Mustapha Gana, a clinician inside Kawar Maila Camp, said: “We take care of children who are younger than five years old. We observe their health and look for any signs of malnutrition. Then we give them the processed healthy ingredients in what we call  ‘Tamuwa’, which has nutrients that can help to build a stronger body and immune system for the child.

“Without Tamuwa there is risk that the children will not develop normally and could end up with malnutrition. They will have less energy and stamina and will not be able to fight of infections because their immune systems will be compromised. Sometimes babies don’t get enough milk from their mothers and they both end up suffering from acute malnutrition.”

Tamuwa is a Hausa word for ‘malnutrition medicine’.

Gana said it was awful to see how many women in the camp were starving, having given their children and their husbands any food that they could lay their hands on, but not eating anything themselves.

“The women’s suffering is bad for the babies in particular because if the mother does not get enough to eat – especially nutritious food – the babies will not be healthy.”

In July, ReliefWeb, a humanitarian information service provided by the United Nations Office for the Coordination of Humanitarian Affairs (OCHA), quoted Matthias Schmale, the UN’s resident and humanitarian coordinator for Nigeria, as saying: “Today in northeast Nigeria, millions of people are facing the painful consequences of a deteriorating food security and nutrition crisis. Food insecurity means not knowing when or where your next meal will come from. It means, in essence, not being able to meet the basic needs for yourself or your family.

“As a result, countless families are forced to make alarming sacrifices to survive. Many, particularly children, are at risk of not making it through the lean season. According to the latest food security assessments, 4.1 million people in Borno, Adamawa and Yobe States – three of the states in northeastern Nigeria, are at risk of severe food insecurity in the lean season.

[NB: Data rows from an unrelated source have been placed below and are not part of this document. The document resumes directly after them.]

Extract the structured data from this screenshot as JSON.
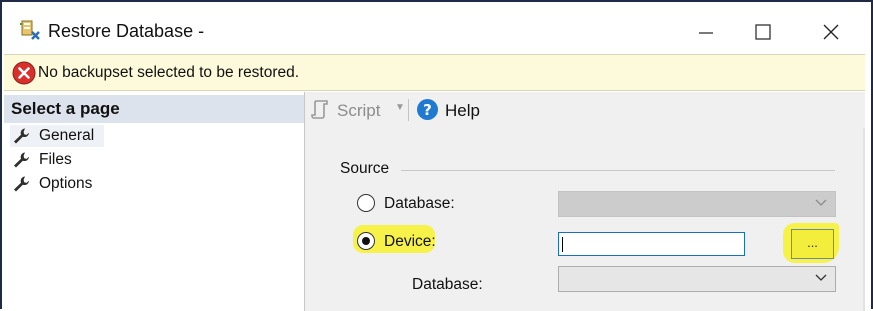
{
  "window": {
    "title": "Restore Database -",
    "icons": [
      "database-restore-icon",
      "minimize-icon",
      "maximize-icon",
      "close-icon"
    ]
  },
  "error_bar": {
    "message": "No backupset selected to be restored.",
    "icon": "error-icon",
    "icon_color": "#d9302c",
    "background": "#fdfadb"
  },
  "left_pane": {
    "header": "Select a page",
    "items": [
      {
        "label": "General",
        "icon": "wrench-icon",
        "selected": true
      },
      {
        "label": "Files",
        "icon": "wrench-icon",
        "selected": false
      },
      {
        "label": "Options",
        "icon": "wrench-icon",
        "selected": false
      }
    ]
  },
  "toolbar": {
    "script_label": "Script",
    "help_label": "Help"
  },
  "source": {
    "label": "Source",
    "database_option": {
      "label": "Database:",
      "selected": false,
      "value": ""
    },
    "device_option": {
      "label": "Device:",
      "selected": true,
      "value": "",
      "browse_label": "..."
    },
    "device_database": {
      "label": "Database:",
      "value": ""
    }
  },
  "colors": {
    "highlight": "#f7f24a",
    "focus_border": "#1a6fbf",
    "header_bg": "#dde3ec"
  }
}
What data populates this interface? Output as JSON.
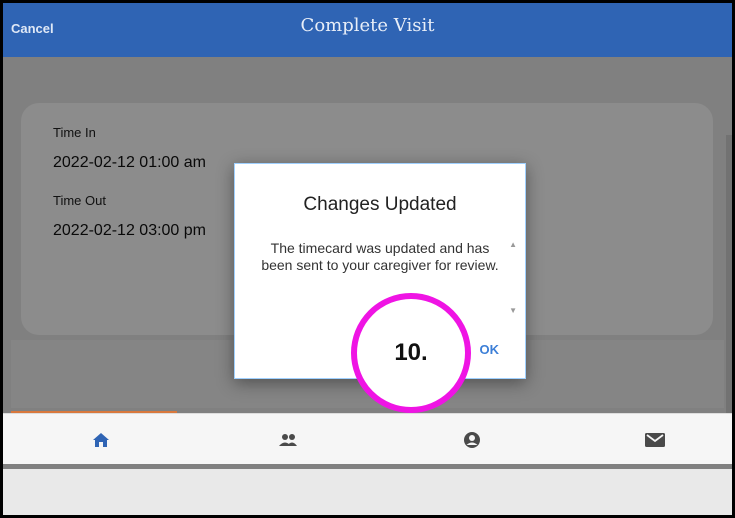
{
  "header": {
    "cancel_label": "Cancel",
    "title": "Complete Visit"
  },
  "card": {
    "time_in_label": "Time In",
    "time_in_value": "2022-02-12 01:00 am",
    "time_out_label": "Time Out",
    "time_out_value": "2022-02-12 03:00 pm"
  },
  "dialog": {
    "title": "Changes Updated",
    "message": "The timecard was updated and has been sent to your caregiver for review.",
    "ok_label": "OK"
  },
  "marker": {
    "label": "10."
  },
  "bottom_nav": {
    "icons": [
      "home-icon",
      "people-icon",
      "account-icon",
      "mail-icon"
    ],
    "accent_color": "#d9783c"
  },
  "colors": {
    "header": "#2f64b4",
    "marker_ring": "#ef14e4",
    "ok": "#3c7fd7"
  }
}
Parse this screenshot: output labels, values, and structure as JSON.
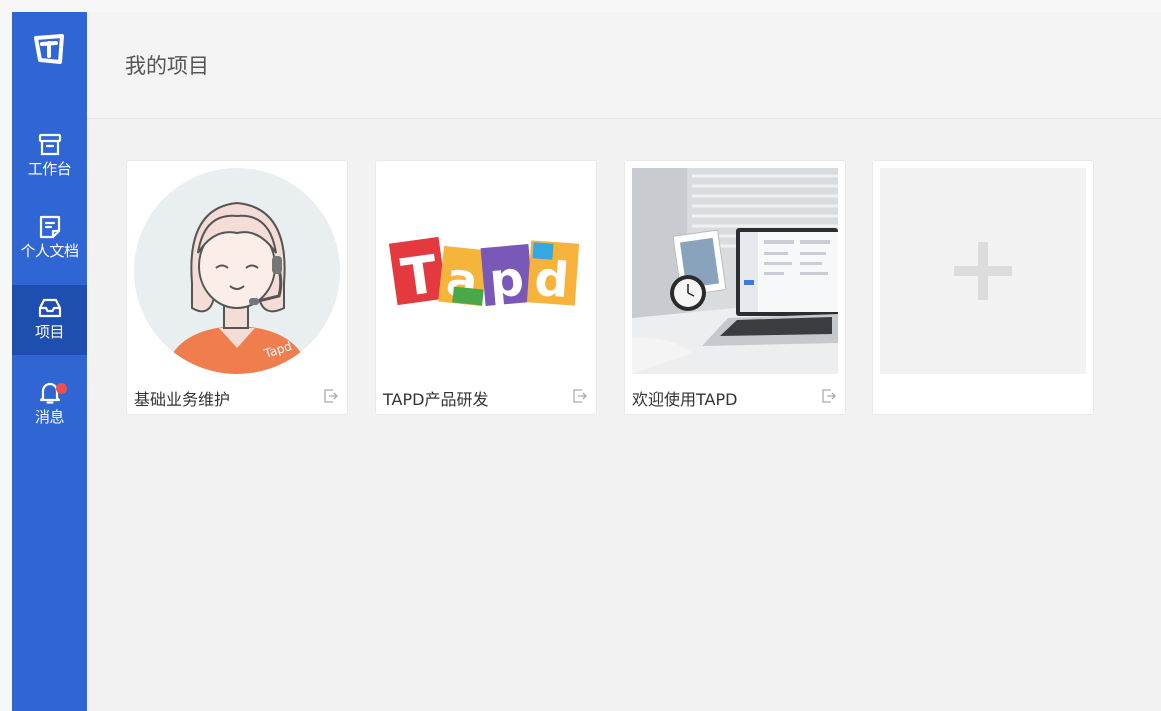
{
  "sidebar": {
    "logo": "tapd-logo",
    "items": [
      {
        "label": "工作台",
        "icon": "archive-icon",
        "active": false
      },
      {
        "label": "个人文档",
        "icon": "document-icon",
        "active": false
      },
      {
        "label": "项目",
        "icon": "inbox-icon",
        "active": true
      },
      {
        "label": "消息",
        "icon": "bell-icon",
        "active": false,
        "badge": true
      }
    ]
  },
  "header": {
    "title": "我的项目"
  },
  "projects": [
    {
      "name": "基础业务维护",
      "thumbnail": "avatar-girl-headset",
      "exit_icon": "exit-icon"
    },
    {
      "name": "TAPD产品研发",
      "thumbnail": "tapd-logo-colorful",
      "exit_icon": "exit-icon"
    },
    {
      "name": "欢迎使用TAPD",
      "thumbnail": "desk-laptop-photo",
      "exit_icon": "exit-icon"
    }
  ],
  "add_card": {
    "icon": "plus-icon"
  },
  "colors": {
    "sidebar": "#2f66d3",
    "sidebar_active": "#1e4fb0",
    "badge": "#f24d4d",
    "background": "#f2f2f2"
  }
}
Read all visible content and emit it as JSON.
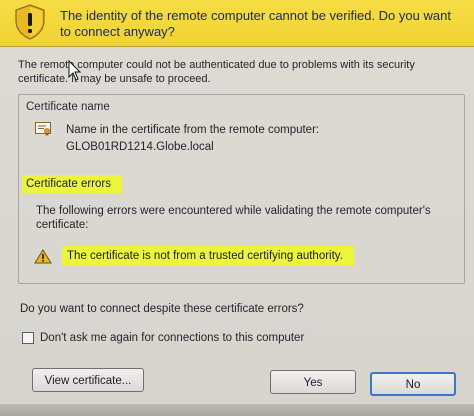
{
  "banner": {
    "title": "The identity of the remote computer cannot be verified. Do you want to connect anyway?",
    "warning_icon": "warning-shield-icon"
  },
  "intro_text": "The remote computer could not be authenticated due to problems with its security certificate. It may be unsafe to proceed.",
  "certificate_name": {
    "label": "Certificate name",
    "line1": "Name in the certificate from the remote computer:",
    "line2": "GLOB01RD1214.Globe.local",
    "icon": "certificate-icon"
  },
  "certificate_errors": {
    "label": "Certificate errors",
    "description": "The following errors were encountered while validating the remote computer's certificate:",
    "items": [
      {
        "text": "The certificate is not from a trusted certifying authority.",
        "icon": "warning-triangle-icon"
      }
    ]
  },
  "question": "Do you want to connect despite these certificate errors?",
  "checkbox": {
    "label": "Don't ask me again for connections to this computer",
    "checked": false
  },
  "buttons": {
    "view_certificate": "View certificate...",
    "yes": "Yes",
    "no": "No"
  },
  "colors": {
    "banner": "#f4d83c",
    "highlight": "#ecf53a",
    "focus_border": "#3b78c6"
  }
}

“People’s resilience and coping mechanisms have been devastated by more than a decade of conflict. As food insecurity worsens, so does the risk of malnutrition. In 2022, 1.74 million children under five are expected to suffer from acute malnutrition across the northeast. Mothers who have lost their children to malnutrition can testify to the danger it poses and the sorrow and despair it brings.”


About the author

Elvis Mugisha